**Information:**
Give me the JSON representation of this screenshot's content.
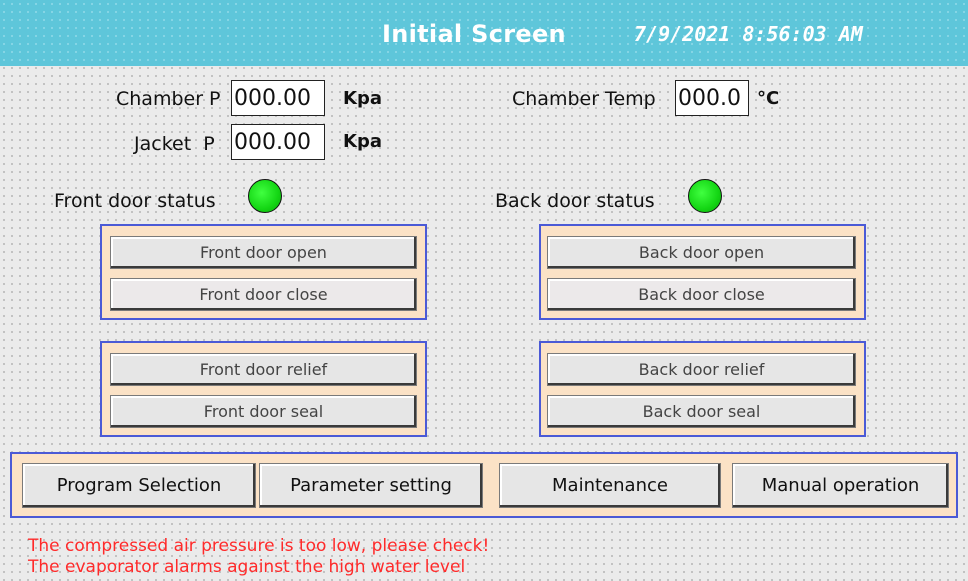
{
  "header": {
    "title": "Initial Screen",
    "datetime": "7/9/2021 8:56:03 AM",
    "bg_color": "#5ec6da"
  },
  "readings": {
    "chamber_p": {
      "label": "Chamber P",
      "value": "000.00",
      "unit": "Kpa"
    },
    "jacket_p": {
      "label": "Jacket  P",
      "value": "000.00",
      "unit": "Kpa"
    },
    "chamber_temp": {
      "label": "Chamber Temp",
      "value": "000.0",
      "unit": "°C"
    }
  },
  "status": {
    "front_door": {
      "label": "Front door status",
      "color": "#14d614"
    },
    "back_door": {
      "label": "Back door status",
      "color": "#14d614"
    }
  },
  "front_controls": {
    "open": "Front door open",
    "close": "Front door close",
    "relief": "Front door relief",
    "seal": "Front door seal"
  },
  "back_controls": {
    "open": "Back door open",
    "close": "Back door close",
    "relief": "Back door relief",
    "seal": "Back door seal"
  },
  "nav": {
    "program_selection": "Program Selection",
    "parameter_setting": "Parameter setting",
    "maintenance": "Maintenance",
    "manual_operation": "Manual operation"
  },
  "alarms": [
    "The compressed air pressure is too low, please check!",
    "The evaporator alarms against the high water level"
  ],
  "colors": {
    "group_fill": "#fbe2c6",
    "group_border": "#4b5ad6",
    "alarm_text": "#ff2a2a"
  }
}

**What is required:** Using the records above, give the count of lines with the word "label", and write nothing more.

**Your response:** 5